(Data items)

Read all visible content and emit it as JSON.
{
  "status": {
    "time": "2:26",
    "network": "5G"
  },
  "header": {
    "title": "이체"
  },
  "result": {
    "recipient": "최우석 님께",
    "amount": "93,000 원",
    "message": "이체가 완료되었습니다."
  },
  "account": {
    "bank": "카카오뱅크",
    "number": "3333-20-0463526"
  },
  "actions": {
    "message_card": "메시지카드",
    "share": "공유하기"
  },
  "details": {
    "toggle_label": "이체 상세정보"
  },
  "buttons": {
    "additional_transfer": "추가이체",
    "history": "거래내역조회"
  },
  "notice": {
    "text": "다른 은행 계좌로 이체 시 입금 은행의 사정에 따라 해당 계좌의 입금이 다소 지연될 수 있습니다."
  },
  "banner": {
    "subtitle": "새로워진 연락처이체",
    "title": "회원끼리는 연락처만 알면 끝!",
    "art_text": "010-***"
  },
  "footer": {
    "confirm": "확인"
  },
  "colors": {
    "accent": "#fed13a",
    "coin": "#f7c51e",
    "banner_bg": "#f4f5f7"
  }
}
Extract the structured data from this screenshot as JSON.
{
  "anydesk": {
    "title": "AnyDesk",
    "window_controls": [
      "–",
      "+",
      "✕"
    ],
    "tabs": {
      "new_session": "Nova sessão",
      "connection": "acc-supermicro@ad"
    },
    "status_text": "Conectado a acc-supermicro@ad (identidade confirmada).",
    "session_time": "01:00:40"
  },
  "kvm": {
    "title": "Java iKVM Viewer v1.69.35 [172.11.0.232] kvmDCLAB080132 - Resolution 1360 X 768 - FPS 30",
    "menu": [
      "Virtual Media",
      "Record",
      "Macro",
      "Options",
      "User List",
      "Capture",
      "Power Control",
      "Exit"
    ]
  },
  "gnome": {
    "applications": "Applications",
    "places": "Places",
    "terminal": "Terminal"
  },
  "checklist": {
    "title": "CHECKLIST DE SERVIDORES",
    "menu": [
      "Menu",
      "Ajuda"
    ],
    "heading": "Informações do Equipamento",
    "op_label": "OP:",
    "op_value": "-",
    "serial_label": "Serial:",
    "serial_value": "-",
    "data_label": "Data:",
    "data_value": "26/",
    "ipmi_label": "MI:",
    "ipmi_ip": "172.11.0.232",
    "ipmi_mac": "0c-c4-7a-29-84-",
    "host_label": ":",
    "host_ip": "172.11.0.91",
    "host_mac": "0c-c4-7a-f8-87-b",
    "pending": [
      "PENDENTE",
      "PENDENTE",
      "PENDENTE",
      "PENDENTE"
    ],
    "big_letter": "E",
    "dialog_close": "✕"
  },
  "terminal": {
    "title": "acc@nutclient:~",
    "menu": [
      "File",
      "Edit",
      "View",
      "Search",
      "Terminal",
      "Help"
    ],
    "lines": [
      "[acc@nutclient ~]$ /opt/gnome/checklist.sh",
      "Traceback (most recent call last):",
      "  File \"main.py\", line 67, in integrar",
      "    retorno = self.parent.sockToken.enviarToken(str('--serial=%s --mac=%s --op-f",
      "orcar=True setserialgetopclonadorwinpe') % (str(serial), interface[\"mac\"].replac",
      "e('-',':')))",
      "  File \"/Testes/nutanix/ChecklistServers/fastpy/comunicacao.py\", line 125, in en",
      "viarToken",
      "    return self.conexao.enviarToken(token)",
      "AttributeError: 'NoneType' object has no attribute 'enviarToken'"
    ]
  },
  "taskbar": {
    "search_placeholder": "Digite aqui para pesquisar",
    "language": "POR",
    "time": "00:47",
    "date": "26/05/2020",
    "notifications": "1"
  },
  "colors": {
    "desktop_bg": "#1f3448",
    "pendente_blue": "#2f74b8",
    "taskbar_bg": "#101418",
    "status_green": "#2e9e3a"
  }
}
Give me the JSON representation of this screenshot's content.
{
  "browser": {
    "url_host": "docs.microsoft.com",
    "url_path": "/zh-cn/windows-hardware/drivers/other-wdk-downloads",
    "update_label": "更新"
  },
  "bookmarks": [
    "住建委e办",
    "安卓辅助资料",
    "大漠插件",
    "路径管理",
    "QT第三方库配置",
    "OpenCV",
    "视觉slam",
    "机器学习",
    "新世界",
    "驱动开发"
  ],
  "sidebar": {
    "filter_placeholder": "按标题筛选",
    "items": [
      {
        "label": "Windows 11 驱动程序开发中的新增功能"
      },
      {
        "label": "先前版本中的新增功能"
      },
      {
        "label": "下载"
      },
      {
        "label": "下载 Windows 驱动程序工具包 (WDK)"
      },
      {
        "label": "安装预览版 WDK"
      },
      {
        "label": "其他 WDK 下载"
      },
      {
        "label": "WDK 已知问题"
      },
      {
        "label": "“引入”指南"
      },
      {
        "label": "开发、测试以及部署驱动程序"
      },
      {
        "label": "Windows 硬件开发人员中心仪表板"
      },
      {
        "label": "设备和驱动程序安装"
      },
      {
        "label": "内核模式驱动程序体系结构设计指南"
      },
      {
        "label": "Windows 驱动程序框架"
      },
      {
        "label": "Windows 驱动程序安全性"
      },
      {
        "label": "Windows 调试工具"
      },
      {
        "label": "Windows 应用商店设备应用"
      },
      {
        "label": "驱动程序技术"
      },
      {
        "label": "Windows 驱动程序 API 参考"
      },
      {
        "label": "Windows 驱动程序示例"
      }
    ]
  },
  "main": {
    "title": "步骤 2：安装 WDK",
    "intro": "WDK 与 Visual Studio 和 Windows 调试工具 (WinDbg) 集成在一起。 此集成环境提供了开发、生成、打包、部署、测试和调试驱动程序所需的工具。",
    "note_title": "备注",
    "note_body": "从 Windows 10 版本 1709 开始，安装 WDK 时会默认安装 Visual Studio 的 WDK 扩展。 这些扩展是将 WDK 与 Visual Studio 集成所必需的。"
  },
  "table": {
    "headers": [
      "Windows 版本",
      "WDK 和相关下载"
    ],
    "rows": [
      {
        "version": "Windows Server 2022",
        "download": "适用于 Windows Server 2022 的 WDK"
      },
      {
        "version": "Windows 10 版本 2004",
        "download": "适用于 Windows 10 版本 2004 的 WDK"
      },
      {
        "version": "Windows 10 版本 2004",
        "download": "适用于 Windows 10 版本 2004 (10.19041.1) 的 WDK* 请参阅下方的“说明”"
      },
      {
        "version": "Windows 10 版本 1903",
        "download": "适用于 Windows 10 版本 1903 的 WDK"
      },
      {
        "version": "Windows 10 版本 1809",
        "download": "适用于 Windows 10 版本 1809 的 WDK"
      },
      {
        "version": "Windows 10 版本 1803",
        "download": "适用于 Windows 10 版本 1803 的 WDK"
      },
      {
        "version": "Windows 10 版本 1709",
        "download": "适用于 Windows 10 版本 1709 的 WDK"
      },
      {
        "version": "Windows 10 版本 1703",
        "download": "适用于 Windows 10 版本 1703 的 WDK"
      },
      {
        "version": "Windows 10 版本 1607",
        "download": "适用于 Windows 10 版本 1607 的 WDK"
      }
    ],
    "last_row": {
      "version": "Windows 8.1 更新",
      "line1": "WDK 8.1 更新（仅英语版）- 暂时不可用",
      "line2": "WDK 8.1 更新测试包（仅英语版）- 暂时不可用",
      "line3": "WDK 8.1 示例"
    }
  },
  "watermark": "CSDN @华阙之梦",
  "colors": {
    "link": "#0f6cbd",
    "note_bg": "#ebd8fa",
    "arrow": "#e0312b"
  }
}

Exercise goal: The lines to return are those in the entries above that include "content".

The completed task:
Read all visible content and emit it as JSON.
Give me the JSON representation of this screenshot's content.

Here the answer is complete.